PPD/PSD Rui Rio The name might be somewhat misleading, as the PSD is not a traditional Social Democratic Party, being much closer to the right-wing. A major party (the biggest in terms of party membership), particularly strong in the interior North and Center regions, it is a big tent party and the equivalent of any other centre-right party in Europe such as the British Conservative Party, the Spanish People's Party, or the German CDU. PSD was founded right after the 1974 Revolution as Partido Popular Democrático (Democratic Peoples' Party) by many personalities of the so-called "liberal wing" of the fascist regime, like Francisco Sá Carneiro (the PSD historical leader) and Francisco Pinto Balsemão. The current President of Portugal, Marcelo Rebelo de Sousa, is a former leader. 1974
CDS – People's Party
Centro Democrático e Social – Partido Popular
CDS–PP Assunção Cristas A traditional Christian Democrat party, very similar to the German CSU. Also founded after the revolution, it is to the right of the PSD, and advocates stringent social and religious conservatism. In 1976 it was the only party that voted against approval of a socialist constitution.
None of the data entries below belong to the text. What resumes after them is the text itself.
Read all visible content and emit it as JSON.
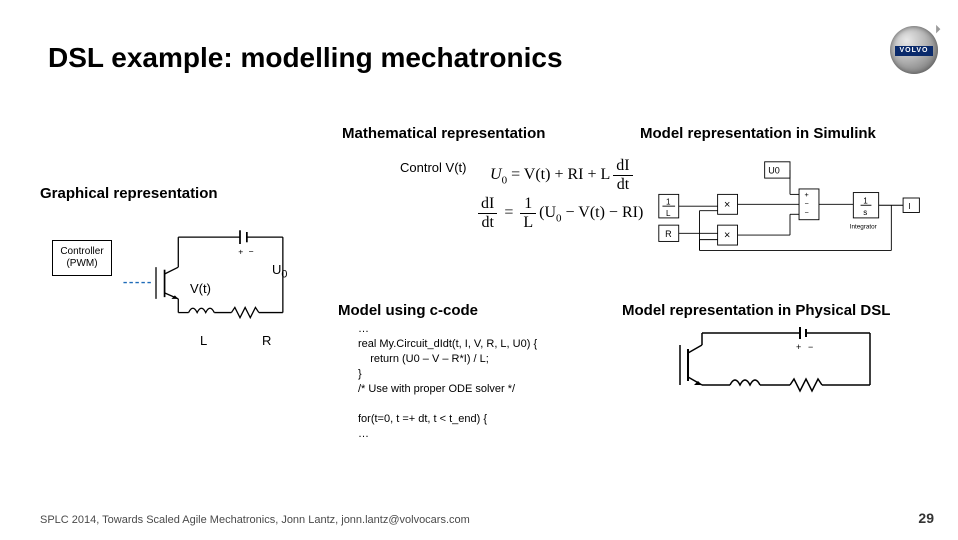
{
  "title": "DSL example: modelling mechatronics",
  "logo_text": "VOLVO",
  "sections": {
    "graphical": "Graphical representation",
    "math": "Mathematical representation",
    "simulink": "Model representation in Simulink",
    "ccode": "Model using c-code",
    "physdsl": "Model representation in Physical DSL"
  },
  "graphical": {
    "controller": "Controller\n(PWM)",
    "vt": "V(t)",
    "u0": "U",
    "u0_sub": "0",
    "L": "L",
    "R": "R"
  },
  "math": {
    "control_label": "Control V(t)",
    "eq1_lhs": "U",
    "eq1_sub": "0",
    "eq1_rhs": " = V(t) + RI + L",
    "frac1_num": "dI",
    "frac1_den": "dt",
    "eq2_frac_lhs_n": "dI",
    "eq2_frac_lhs_d": "dt",
    "eq2_mid": " = ",
    "eq2_frac_1L_n": "1",
    "eq2_frac_1L_d": "L",
    "eq2_paren": "(U",
    "eq2_paren_sub": "0",
    "eq2_paren2": " − V(t) − RI)"
  },
  "simulink": {
    "u0_block": "U0",
    "one_over_L": "1\nL",
    "R_block": "R",
    "integrator_num": "1",
    "integrator_den": "s",
    "integrator_label": "Integrator",
    "mult1": "×",
    "mult2": "×",
    "sum": "+\n−\n−",
    "out": "I"
  },
  "ccode": "…\nreal My.Circuit_dIdt(t, I, V, R, L, U0) {\n    return (U0 – V – R*I) / L;\n}\n/* Use with proper ODE solver */\n\nfor(t=0, t =+ dt, t < t_end) {\n…",
  "footer": "SPLC 2014, Towards Scaled Agile Mechatronics, Jonn Lantz, jonn.lantz@volvocars.com",
  "page_number": "29"
}
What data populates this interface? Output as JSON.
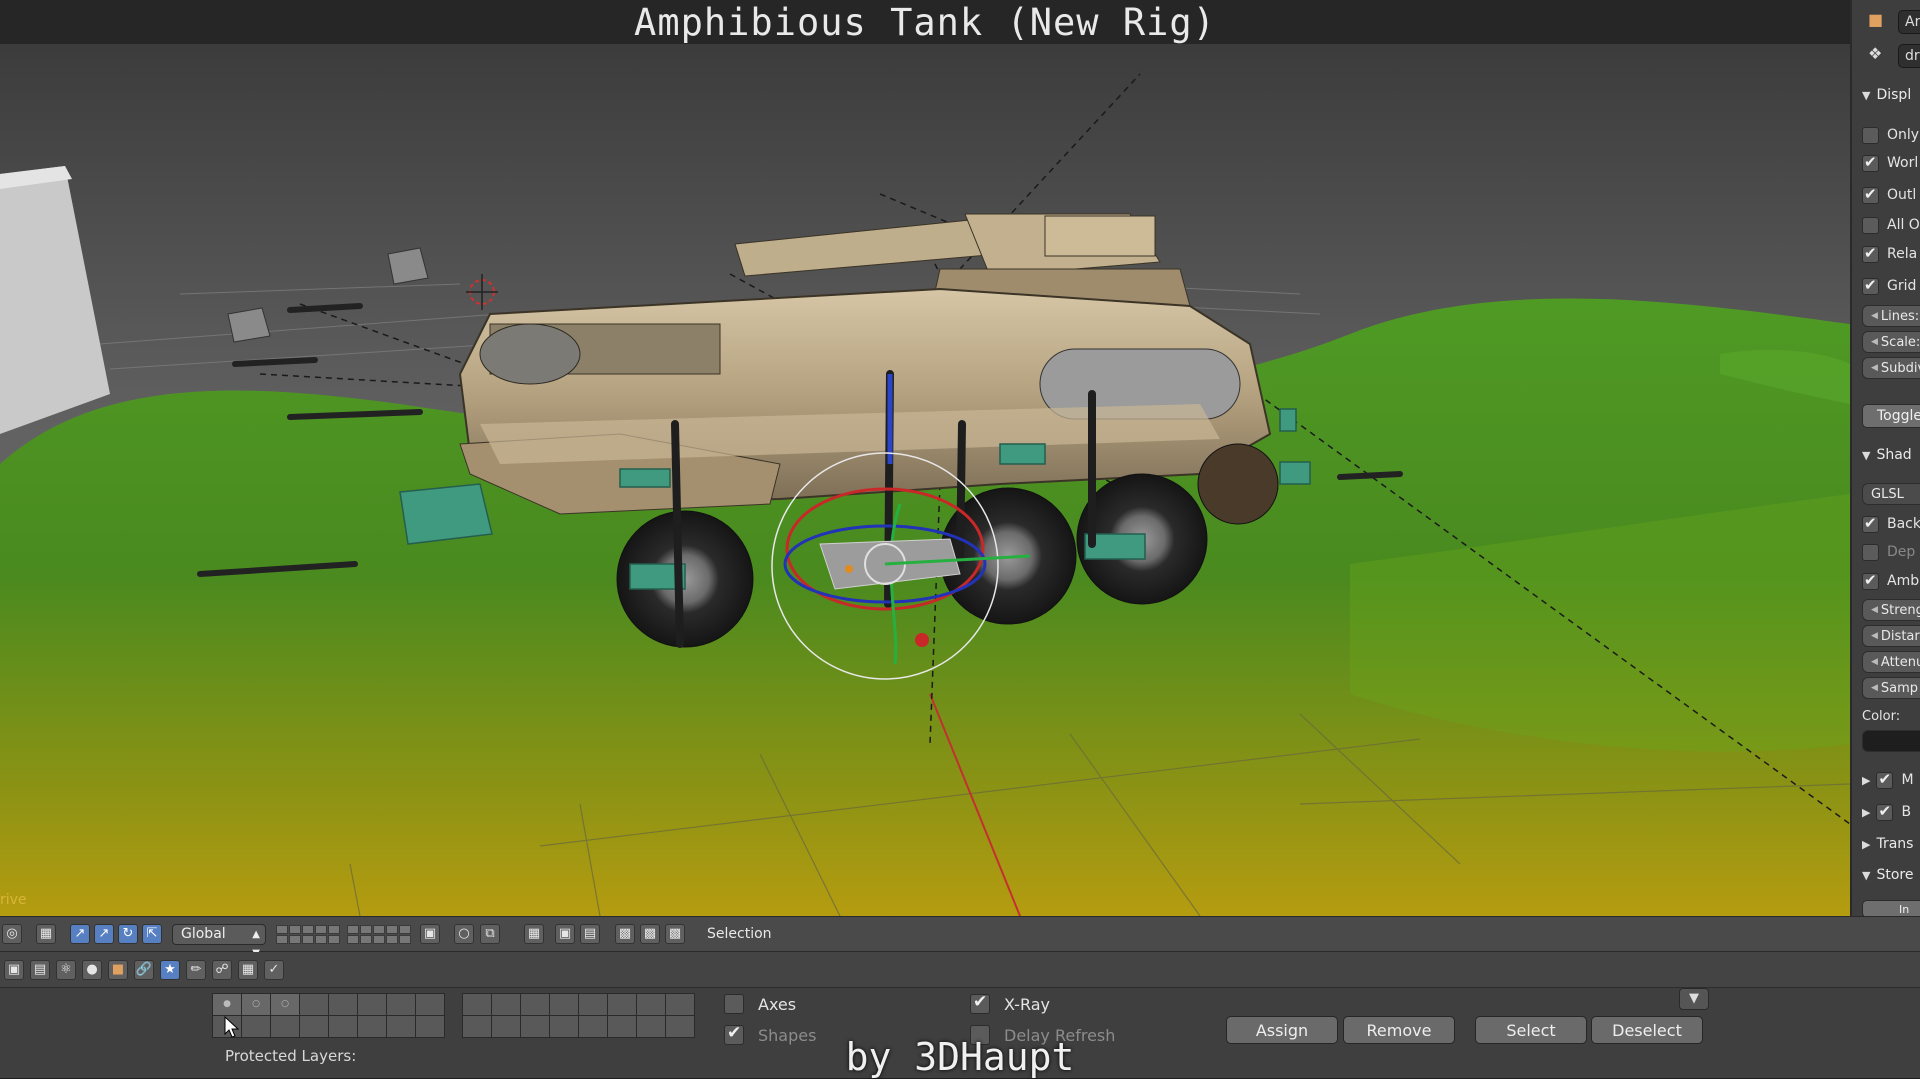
{
  "title": "Amphibious Tank (New Rig)",
  "credit": "by 3DHaupt",
  "viewport": {
    "frame_label": "rive"
  },
  "props": {
    "top_field_1": "Ar",
    "top_field_2": "dr",
    "display_header": "Displ",
    "display_items": [
      {
        "label": "Only",
        "checked": false
      },
      {
        "label": "Worl",
        "checked": true
      },
      {
        "label": "Outl",
        "checked": true
      },
      {
        "label": "All O",
        "checked": false
      },
      {
        "label": "Rela",
        "checked": true
      },
      {
        "label": "Grid",
        "checked": true
      }
    ],
    "grid_fields": [
      "Lines:",
      "Scale:",
      "Subdiv"
    ],
    "toggle_label": "Toggle",
    "shading_header": "Shad",
    "shading_mode": "GLSL",
    "shading_items": [
      {
        "label": "Back",
        "checked": true
      },
      {
        "label": "Dep",
        "checked": false
      },
      {
        "label": "Amb",
        "checked": true
      }
    ],
    "ao_fields": [
      "Streng",
      "Distar",
      "Attenu",
      "Samp"
    ],
    "color_label": "Color:",
    "collapsed_panels": [
      {
        "label": "M",
        "checked": true
      },
      {
        "label": "B",
        "checked": true
      }
    ],
    "transform_header": "Trans",
    "stored_header": "Store",
    "stored_button": "In"
  },
  "header": {
    "orientation": "Global",
    "selection_label": "Selection"
  },
  "bottom": {
    "axes_label": "Axes",
    "axes_checked": false,
    "shapes_label": "Shapes",
    "shapes_checked": true,
    "xray_label": "X-Ray",
    "xray_checked": true,
    "delay_refresh_label": "Delay Refresh",
    "delay_refresh_checked": false,
    "protected_layers_label": "Protected Layers:",
    "assign_label": "Assign",
    "remove_label": "Remove",
    "select_label": "Select",
    "deselect_label": "Deselect"
  },
  "colors": {
    "terrain_green": "#4a8a1f",
    "terrain_yellow": "#b09a12",
    "bone_teal": "#3f9a80",
    "tank_body": "#b8a584"
  }
}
After a more populist right-wing tendency with his leaders Manuel Monteiro and Paulo Portas in the 1990s and early 2000s, it returned to its centrist Christian Democrat roots with Paulo Portas' second period in its leadership in the late 2000s. 1974
Earth Party
Partido da Terra
MPT José Inácio Faria A centre-right green party, founded in 1993 by a faction of the People's Monarchist Party. 1993
Alliance
Aliança
A Pedro Santana Lopes A party formed by former Social Democratic leader and former Prime Minister Pedro Santana Lopes. 2018

Right-wing[edit]

Name Abbr. Leader History Founded
People's Monarchist Party
Partido Popular Monárquico
PPM Paulo Estevão Small monarchist party with little political expression. It is known that the pretender heir to the Portuguese throne, Dom Duarte Pio, does not support this party, since the question of monarchical regime is considered to be above partisanship. 1974
Citizenship and Christian Democracy Party
Partido Cidadania e Democracia Cristã
PPV/CDC Luís Botelho Ribeiro Originally called Portugal pro Vida (Portugal pro Life), it is a socially conservative political party that opposes abortion and euthanasia and promotes other elements of Catholic social teaching. 2009

Far-right[edit]

Name Abbr. Leader History Founded
National Renovator Party
Partido Nacional Renovador
PNR José Pinto Coelho Ultranationalist party, very simillar to the French National Rally. 2000

Extinct parties[edit]

This list presents the parties of the current Third Republic that were once recognized by the Portuguese Constitutional Court but ceased to exist. It is organized by political spectrum and alphabetical order (in Portuguese).

Far-left[edit]

Left-wing[edit]

Centre-left[edit]

Centre[edit]

Centre-right[edit]

Right-wing[edit]

Far-right[edit]

Historical parties[edit]

This list includes the political parties that existed before the Third Republic, in chronological order.

Constitutional Monarchy (1834–1910)[edit]

First Republic (1910-1926)[edit]

Ditadura Nacional (1926-1933)[edit]

Estado Novo (1933-1974)[edit]

See also[edit]

References[edit]

External links[edit]

  • "Partidos Políticos". Comissão Nacional de Eleições. Retrieved 2018-10-31.
  • "Arquivo Electrónico da Democracia Portuguesa - História dos Partidos". Centro de Documentação 25 de Abril. Retrieved 2006-06-20.
  • "Partidos e Movimentos Portugueses". Centro de Estudos do Pensamento Político. Retrieved 2005-05-17.
  • Results of the parliamentary election of 2011